*** Information given ***

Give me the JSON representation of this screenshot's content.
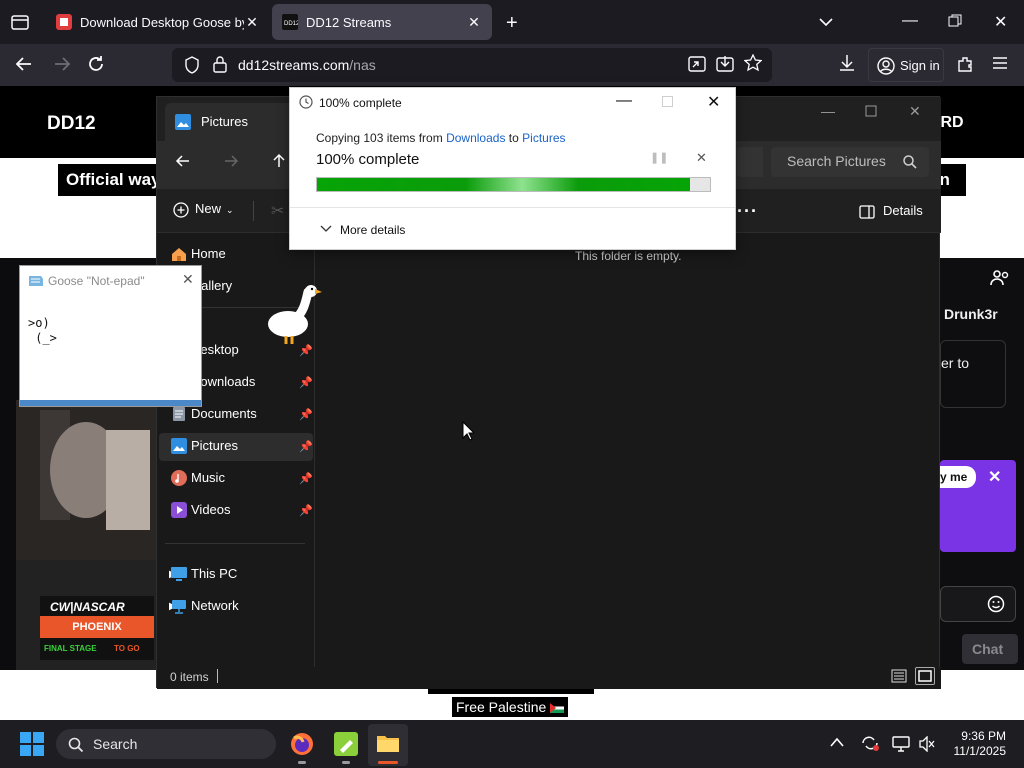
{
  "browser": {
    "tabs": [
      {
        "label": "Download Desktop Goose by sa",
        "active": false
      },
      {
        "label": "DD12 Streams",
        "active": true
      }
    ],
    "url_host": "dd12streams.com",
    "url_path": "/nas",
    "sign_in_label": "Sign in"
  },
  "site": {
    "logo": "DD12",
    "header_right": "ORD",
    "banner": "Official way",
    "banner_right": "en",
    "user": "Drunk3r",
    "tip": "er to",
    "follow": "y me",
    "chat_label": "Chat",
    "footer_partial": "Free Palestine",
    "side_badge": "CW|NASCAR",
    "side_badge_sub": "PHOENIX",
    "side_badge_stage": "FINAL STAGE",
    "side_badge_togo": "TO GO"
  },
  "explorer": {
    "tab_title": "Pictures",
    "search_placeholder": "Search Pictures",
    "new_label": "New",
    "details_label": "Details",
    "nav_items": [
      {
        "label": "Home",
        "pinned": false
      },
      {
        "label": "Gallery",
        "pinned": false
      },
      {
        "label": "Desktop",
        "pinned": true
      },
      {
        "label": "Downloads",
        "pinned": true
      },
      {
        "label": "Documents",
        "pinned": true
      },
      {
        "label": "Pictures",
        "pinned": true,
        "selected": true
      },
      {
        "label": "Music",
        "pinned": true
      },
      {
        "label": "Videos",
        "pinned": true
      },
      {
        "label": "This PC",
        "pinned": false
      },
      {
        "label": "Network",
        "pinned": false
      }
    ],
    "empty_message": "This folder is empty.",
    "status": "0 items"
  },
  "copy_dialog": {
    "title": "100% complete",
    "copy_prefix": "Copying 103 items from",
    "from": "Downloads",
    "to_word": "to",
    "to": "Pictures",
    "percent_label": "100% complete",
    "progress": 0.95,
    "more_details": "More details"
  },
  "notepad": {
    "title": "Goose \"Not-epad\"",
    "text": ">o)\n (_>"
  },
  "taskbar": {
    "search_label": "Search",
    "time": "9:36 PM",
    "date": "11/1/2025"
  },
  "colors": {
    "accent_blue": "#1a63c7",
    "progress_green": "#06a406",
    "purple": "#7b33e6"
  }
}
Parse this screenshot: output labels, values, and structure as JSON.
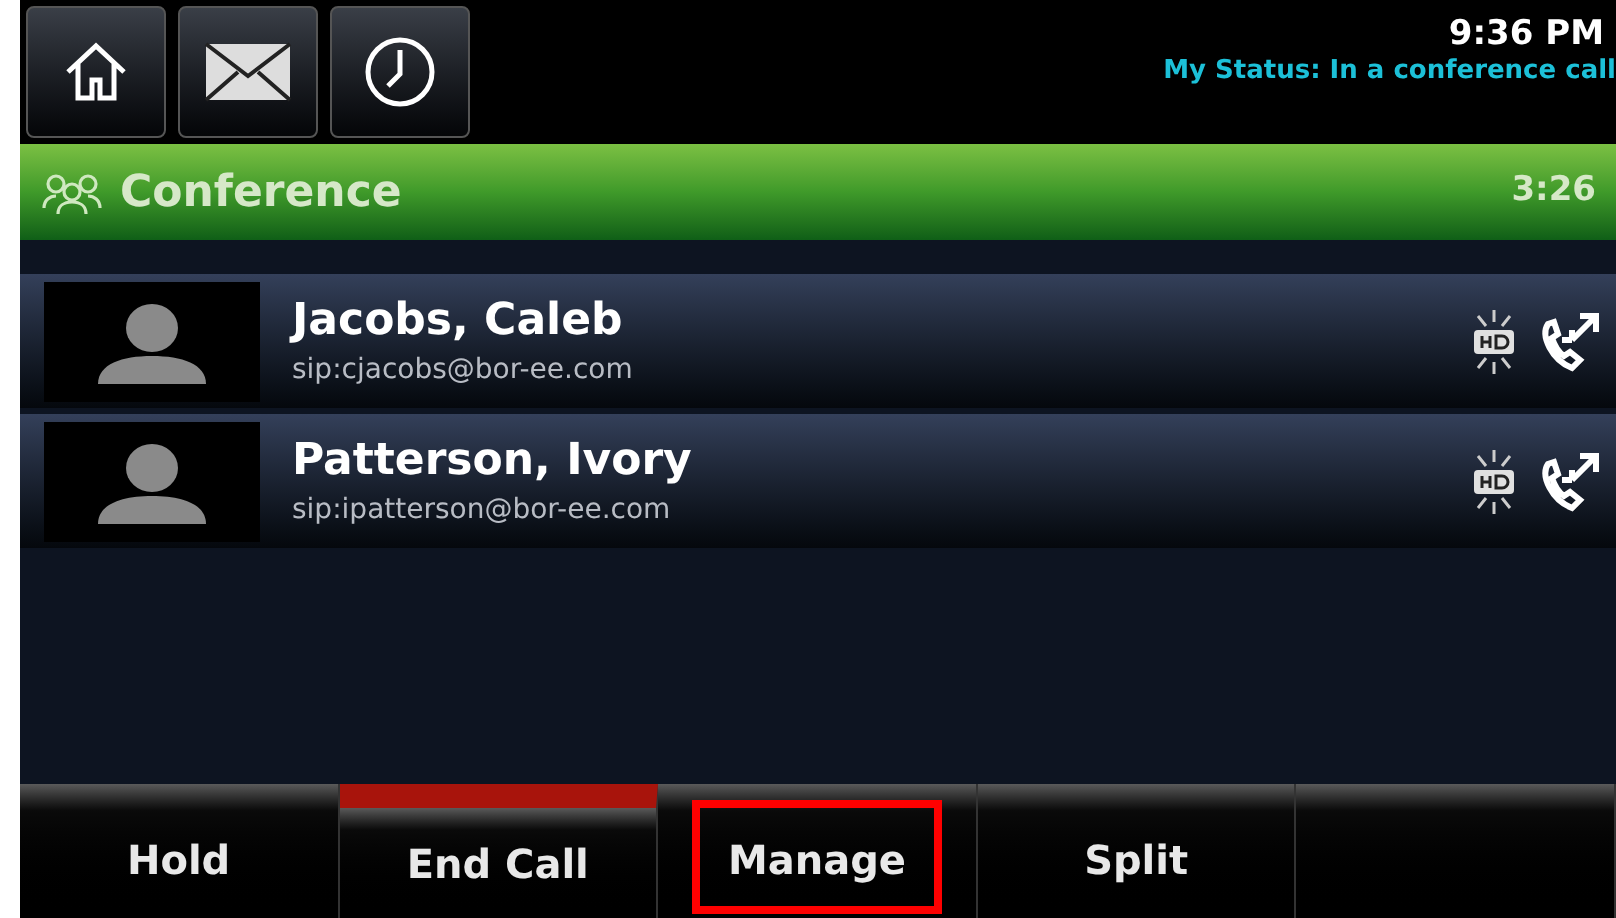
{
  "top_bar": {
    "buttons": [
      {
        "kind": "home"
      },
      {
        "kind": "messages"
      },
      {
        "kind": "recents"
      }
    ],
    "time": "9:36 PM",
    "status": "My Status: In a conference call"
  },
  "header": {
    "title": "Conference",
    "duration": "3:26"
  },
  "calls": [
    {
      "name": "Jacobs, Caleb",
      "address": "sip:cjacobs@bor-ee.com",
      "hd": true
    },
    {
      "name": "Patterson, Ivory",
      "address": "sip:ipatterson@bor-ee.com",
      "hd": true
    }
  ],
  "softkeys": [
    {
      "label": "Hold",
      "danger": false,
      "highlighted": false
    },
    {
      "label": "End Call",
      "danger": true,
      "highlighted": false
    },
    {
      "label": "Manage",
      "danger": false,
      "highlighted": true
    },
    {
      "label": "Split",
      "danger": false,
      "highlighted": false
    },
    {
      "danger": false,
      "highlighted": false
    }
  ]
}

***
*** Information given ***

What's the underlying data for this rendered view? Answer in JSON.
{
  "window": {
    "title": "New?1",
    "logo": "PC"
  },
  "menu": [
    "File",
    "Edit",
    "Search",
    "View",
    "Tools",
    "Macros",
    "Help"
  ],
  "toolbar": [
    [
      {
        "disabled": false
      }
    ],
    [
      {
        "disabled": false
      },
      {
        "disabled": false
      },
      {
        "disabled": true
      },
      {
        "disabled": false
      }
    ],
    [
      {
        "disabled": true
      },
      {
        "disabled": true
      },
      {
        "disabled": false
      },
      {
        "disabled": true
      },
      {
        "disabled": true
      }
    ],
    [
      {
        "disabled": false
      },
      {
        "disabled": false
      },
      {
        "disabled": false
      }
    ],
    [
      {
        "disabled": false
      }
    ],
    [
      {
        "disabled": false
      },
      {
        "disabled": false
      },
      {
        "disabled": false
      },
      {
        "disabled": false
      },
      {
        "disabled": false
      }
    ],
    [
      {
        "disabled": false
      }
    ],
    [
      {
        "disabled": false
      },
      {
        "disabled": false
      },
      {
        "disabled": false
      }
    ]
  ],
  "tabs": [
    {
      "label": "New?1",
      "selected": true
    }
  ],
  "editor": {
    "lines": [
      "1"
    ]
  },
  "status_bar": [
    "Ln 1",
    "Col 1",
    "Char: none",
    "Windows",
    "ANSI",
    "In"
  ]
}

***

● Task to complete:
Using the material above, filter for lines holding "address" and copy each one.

● Solution to the problem:
      "address": "sip:cjacobs@bor-ee.com",
      "address": "sip:ipatterson@bor-ee.com",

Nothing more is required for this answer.